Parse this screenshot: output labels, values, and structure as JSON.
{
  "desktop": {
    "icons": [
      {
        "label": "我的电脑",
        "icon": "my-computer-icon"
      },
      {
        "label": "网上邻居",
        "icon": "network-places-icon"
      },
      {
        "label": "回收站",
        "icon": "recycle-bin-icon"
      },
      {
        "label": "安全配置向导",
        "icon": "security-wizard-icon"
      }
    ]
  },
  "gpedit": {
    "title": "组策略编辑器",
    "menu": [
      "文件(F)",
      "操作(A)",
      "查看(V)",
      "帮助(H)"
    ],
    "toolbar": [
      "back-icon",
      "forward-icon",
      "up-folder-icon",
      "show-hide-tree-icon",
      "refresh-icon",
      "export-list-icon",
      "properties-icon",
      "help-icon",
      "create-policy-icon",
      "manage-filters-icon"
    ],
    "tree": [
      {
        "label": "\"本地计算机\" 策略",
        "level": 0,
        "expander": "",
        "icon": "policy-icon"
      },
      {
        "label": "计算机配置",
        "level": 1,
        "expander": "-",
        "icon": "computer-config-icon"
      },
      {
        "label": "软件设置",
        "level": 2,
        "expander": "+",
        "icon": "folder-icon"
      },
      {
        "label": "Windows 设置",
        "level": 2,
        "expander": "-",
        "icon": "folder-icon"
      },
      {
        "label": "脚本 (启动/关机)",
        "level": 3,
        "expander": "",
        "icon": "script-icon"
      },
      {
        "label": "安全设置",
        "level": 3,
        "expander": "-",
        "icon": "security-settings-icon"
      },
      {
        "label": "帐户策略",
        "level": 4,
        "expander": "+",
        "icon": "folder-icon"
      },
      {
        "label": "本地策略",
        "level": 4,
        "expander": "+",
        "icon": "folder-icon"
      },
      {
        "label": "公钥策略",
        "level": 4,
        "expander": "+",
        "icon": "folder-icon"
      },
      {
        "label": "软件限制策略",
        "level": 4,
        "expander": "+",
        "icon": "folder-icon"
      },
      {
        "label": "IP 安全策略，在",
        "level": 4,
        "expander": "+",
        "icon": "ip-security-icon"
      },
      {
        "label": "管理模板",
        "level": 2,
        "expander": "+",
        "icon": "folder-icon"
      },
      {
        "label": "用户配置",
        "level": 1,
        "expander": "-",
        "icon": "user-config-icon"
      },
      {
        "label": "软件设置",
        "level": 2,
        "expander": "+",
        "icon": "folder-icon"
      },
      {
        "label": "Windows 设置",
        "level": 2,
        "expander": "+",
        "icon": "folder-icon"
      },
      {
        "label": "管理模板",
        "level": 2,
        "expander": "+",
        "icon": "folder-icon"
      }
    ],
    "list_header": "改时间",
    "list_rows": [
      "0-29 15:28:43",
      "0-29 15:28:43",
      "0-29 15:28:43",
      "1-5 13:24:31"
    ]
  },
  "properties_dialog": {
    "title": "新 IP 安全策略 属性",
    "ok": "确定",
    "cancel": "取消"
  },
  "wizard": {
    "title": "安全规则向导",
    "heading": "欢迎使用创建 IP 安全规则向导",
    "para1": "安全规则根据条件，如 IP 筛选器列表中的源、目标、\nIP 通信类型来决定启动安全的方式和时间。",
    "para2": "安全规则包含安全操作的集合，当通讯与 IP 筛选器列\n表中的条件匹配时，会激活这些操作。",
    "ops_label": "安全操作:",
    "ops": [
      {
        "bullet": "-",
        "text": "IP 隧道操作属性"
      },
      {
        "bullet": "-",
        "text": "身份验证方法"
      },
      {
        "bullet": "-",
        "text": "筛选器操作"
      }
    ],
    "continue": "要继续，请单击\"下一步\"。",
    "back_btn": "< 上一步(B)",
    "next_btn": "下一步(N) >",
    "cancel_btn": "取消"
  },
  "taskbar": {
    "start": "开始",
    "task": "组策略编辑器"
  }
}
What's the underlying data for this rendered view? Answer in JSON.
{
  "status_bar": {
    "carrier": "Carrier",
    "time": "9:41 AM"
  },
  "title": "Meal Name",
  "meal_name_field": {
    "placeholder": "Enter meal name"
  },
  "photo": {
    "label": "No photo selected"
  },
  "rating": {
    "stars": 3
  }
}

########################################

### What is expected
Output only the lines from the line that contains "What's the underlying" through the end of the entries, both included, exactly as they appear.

### Your response
What's the underlying data for this rendered view? Answer in JSON.
{
  "status_bar": {
    "carrier": "Carrier",
    "time": "9:41 AM"
  },
  "title": "Meal Name",
  "meal_name_field": {
    "placeholder": "Enter meal name"
  },
  "photo": {
    "label": "No photo selected"
  },
  "rating": {
    "stars": 3
  }
}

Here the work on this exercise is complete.